*Assigned task:*
All of the entries need to be printed again exactly; pictures are the only thing to omit.

─── Material for this exercise ───

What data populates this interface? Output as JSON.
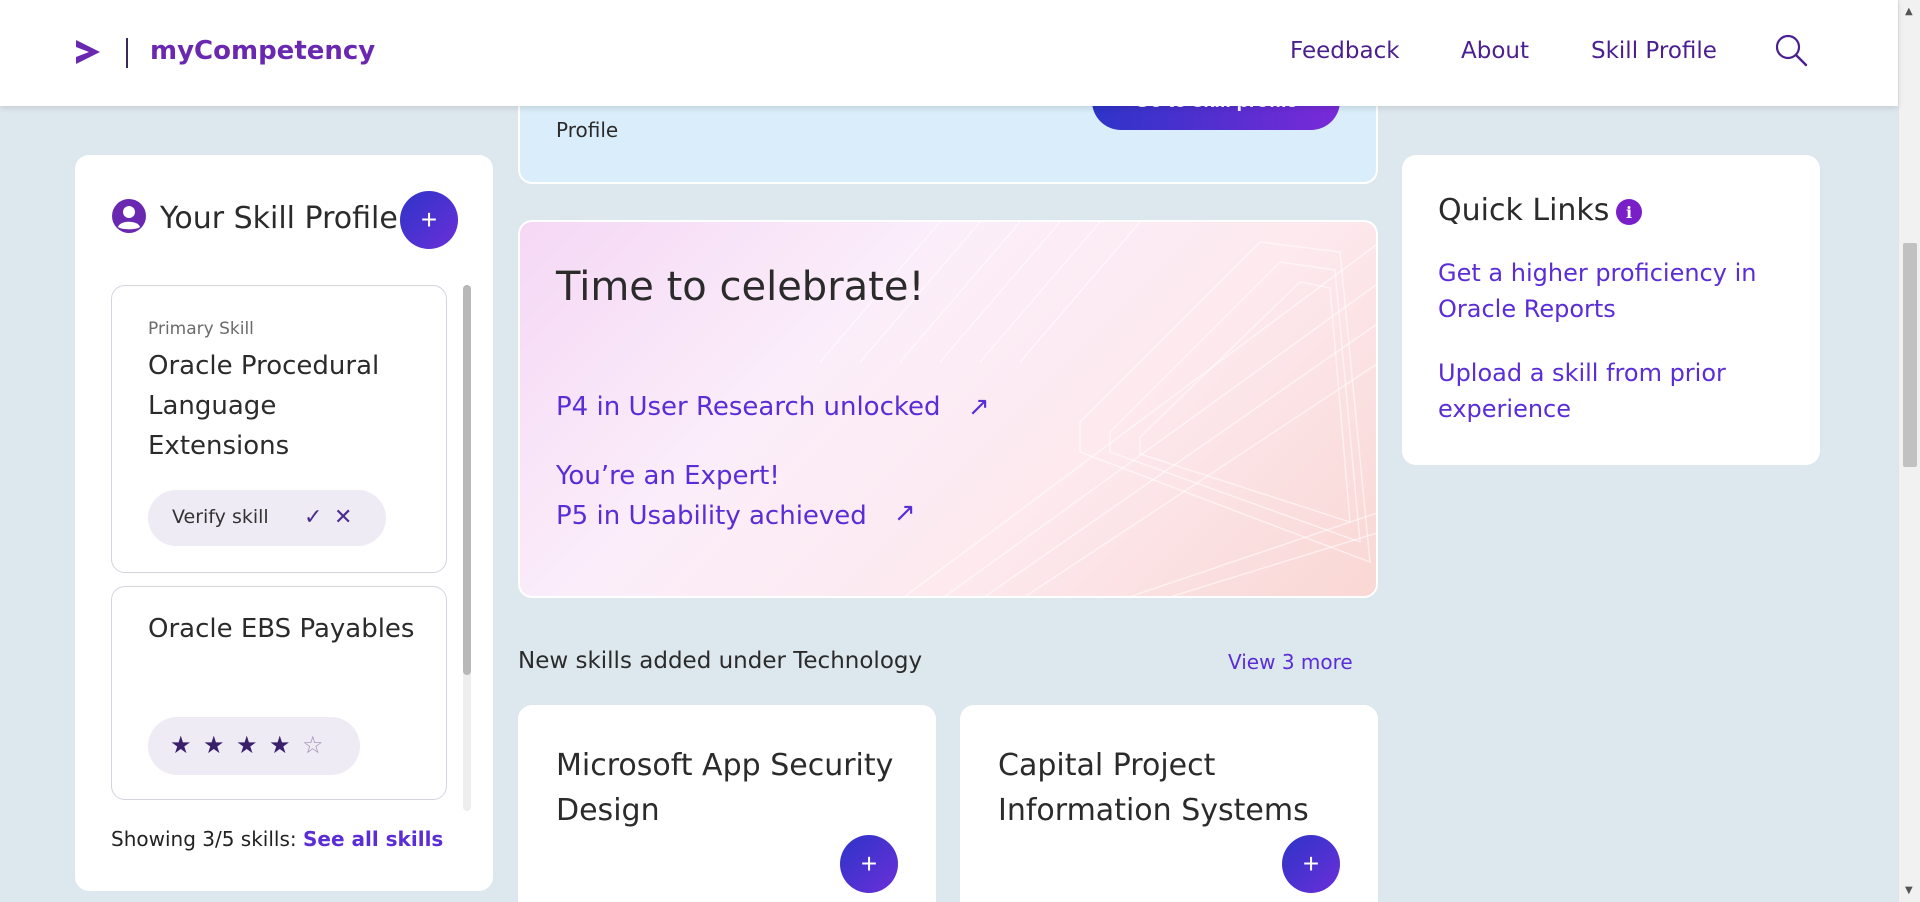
{
  "header": {
    "brand": "myCompetency",
    "nav": {
      "feedback": "Feedback",
      "about": "About",
      "skill_profile": "Skill Profile"
    },
    "icons": {
      "logo": "accenture-chevron-logo",
      "search": "search-icon"
    }
  },
  "banner": {
    "text": "Profile",
    "button_label": "Go to skill profile"
  },
  "skill_panel": {
    "title": "Your Skill Profile",
    "add_label": "+",
    "skills": [
      {
        "kind": "Primary Skill",
        "name": "Oracle Procedural Language Extensions",
        "verify_label": "Verify skill",
        "check": "✓",
        "cross": "✕"
      },
      {
        "kind": "",
        "name": "Oracle EBS Payables",
        "rating": 4,
        "max_rating": 5
      }
    ],
    "showing_text": "Showing 3/5 skills: ",
    "see_all": "See all skills"
  },
  "celebrate": {
    "title": "Time to celebrate!",
    "links": [
      {
        "text": "P4 in User Research unlocked"
      },
      {
        "line1": "You’re an Expert!",
        "line2": "P5 in Usability achieved"
      }
    ],
    "arrow": "↗"
  },
  "new_skills": {
    "section_title": "New skills added under Technology",
    "view_more": "View 3 more",
    "cards": [
      {
        "title": "Microsoft App Security Design",
        "add_label": "+"
      },
      {
        "title": "Capital Project Information Systems",
        "add_label": "+"
      }
    ]
  },
  "quick_links": {
    "title": "Quick Links",
    "info": "i",
    "links": [
      "Get a higher proficiency in Oracle Reports",
      "Upload a skill from prior experience"
    ]
  },
  "colors": {
    "accent": "#5a2dd6",
    "brand": "#6a28b0",
    "background": "#dde8ee",
    "gradient_start": "#2d34c8",
    "gradient_end": "#6b2fd8"
  }
}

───

*Result:*
What data populates this interface? Output as JSON.
{
  "header": {
    "brand": "myCompetency",
    "nav": {
      "feedback": "Feedback",
      "about": "About",
      "skill_profile": "Skill Profile"
    },
    "icons": {
      "logo": "accenture-chevron-logo",
      "search": "search-icon"
    }
  },
  "banner": {
    "text": "Profile",
    "button_label": "Go to skill profile"
  },
  "skill_panel": {
    "title": "Your Skill Profile",
    "add_label": "+",
    "skills": [
      {
        "kind": "Primary Skill",
        "name": "Oracle Procedural Language Extensions",
        "verify_label": "Verify skill",
        "check": "✓",
        "cross": "✕"
      },
      {
        "kind": "",
        "name": "Oracle EBS Payables",
        "rating": 4,
        "max_rating": 5
      }
    ],
    "showing_text": "Showing 3/5 skills: ",
    "see_all": "See all skills"
  },
  "celebrate": {
    "title": "Time to celebrate!",
    "links": [
      {
        "text": "P4 in User Research unlocked"
      },
      {
        "line1": "You’re an Expert!",
        "line2": "P5 in Usability achieved"
      }
    ],
    "arrow": "↗"
  },
  "new_skills": {
    "section_title": "New skills added under Technology",
    "view_more": "View 3 more",
    "cards": [
      {
        "title": "Microsoft App Security Design",
        "add_label": "+"
      },
      {
        "title": "Capital Project Information Systems",
        "add_label": "+"
      }
    ]
  },
  "quick_links": {
    "title": "Quick Links",
    "info": "i",
    "links": [
      "Get a higher proficiency in Oracle Reports",
      "Upload a skill from prior experience"
    ]
  },
  "colors": {
    "accent": "#5a2dd6",
    "brand": "#6a28b0",
    "background": "#dde8ee",
    "gradient_start": "#2d34c8",
    "gradient_end": "#6b2fd8"
  }
}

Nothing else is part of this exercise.